7. Will my fingers hurt when I play guitar?
Yes. Don't worry, you don't need a doctor. As a beginner, you’ll improve muscle strength as you play and form calluses on your fretting hand.
Yes, the pain and discomfort come with the territory. Practice regularly, and like any form of exercise, your body will adjust and gain strength with time.
Soon, those lighter strings will seem kind of thin to you, the sound of them not so impressive. You'll buy the next heavier gauge. You'll notice you can form chords and make notes or scales with less effort...that you do not need to man-handle the fretboard. These are all good signs.
8. I do not have a ton of time to practice, so how do I make the most out of practicing the guitar?
Be intentional. Even if you're trying to learn on your own, think through or write down your intentions before you get down to it.
"Learn 3 new chords."

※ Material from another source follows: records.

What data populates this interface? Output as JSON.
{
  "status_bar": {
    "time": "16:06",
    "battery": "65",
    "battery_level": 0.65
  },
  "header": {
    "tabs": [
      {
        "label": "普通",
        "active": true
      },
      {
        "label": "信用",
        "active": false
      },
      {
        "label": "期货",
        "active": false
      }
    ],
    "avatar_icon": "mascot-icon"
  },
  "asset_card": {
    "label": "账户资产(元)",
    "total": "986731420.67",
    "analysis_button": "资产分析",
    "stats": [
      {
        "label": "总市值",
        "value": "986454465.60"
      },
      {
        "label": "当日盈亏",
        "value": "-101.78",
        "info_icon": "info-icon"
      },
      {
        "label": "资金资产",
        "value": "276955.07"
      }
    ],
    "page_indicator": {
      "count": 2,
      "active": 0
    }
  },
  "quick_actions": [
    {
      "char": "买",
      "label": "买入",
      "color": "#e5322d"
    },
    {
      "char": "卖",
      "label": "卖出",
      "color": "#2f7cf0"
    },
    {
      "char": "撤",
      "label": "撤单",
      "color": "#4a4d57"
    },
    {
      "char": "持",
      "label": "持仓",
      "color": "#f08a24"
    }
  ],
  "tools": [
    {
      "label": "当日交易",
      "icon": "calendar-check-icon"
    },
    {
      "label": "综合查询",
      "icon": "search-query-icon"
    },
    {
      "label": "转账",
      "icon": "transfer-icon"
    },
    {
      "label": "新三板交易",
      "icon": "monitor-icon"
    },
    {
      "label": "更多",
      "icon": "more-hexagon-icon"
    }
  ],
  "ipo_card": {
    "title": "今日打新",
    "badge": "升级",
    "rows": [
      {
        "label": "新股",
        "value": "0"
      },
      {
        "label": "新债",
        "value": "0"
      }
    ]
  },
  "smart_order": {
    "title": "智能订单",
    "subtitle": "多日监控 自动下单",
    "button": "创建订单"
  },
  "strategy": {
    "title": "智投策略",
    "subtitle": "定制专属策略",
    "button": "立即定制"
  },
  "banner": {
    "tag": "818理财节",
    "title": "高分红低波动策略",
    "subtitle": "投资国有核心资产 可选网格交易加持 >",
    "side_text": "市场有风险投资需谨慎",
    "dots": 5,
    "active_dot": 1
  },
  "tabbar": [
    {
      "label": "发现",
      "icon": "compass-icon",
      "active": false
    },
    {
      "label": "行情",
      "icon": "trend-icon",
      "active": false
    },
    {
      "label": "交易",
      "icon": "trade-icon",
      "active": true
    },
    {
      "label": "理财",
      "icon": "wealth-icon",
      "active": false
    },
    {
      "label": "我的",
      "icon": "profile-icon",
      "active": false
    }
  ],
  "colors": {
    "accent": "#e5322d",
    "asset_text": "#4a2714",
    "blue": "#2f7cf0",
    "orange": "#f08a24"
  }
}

"Figure out how to change from a D and A and G, into some barre chord shapes."
"Watch video on scales. Try to mirror what she does til I can do it without watching."
Being intentional assures you'll actually end 20 or 30 minutes of effect with an actual skill.
Also, really think about your posture, hand positioning and doing stretching before and after. If you want to reduce aches and pain, stop every 10 minutes and think about how you're sitting. Shake out your hands.
When finished, wash your hands in nice hot water to cleanse any distressed skin, but also to relax your soft tissues. It really makes a difference.
9. Why do people quit playing guitar?
Beginners have wishful thinking that they'll learn overnight. Then, they dial down and think they'll learn at least that one song the next night. Then, when that doesn't happen, they keep going down a slippery slope of setting and missing expectations.
This is not a sprint. It is a marathon.
Be patient with yourself. Approach this with reasonable expectations. Compare it to how you learned any other rather difficult or challenging hobby.
10. Make a list of your tools, guides, and mentors.
Keep that short list integrated into your approach each and every time. Those positive reinforcements and rituals make this process comforting and special. Having it near and visual keep all of this very real and tangible. When discouraged, it is too easy to forget your progress and the people and things you have to support you.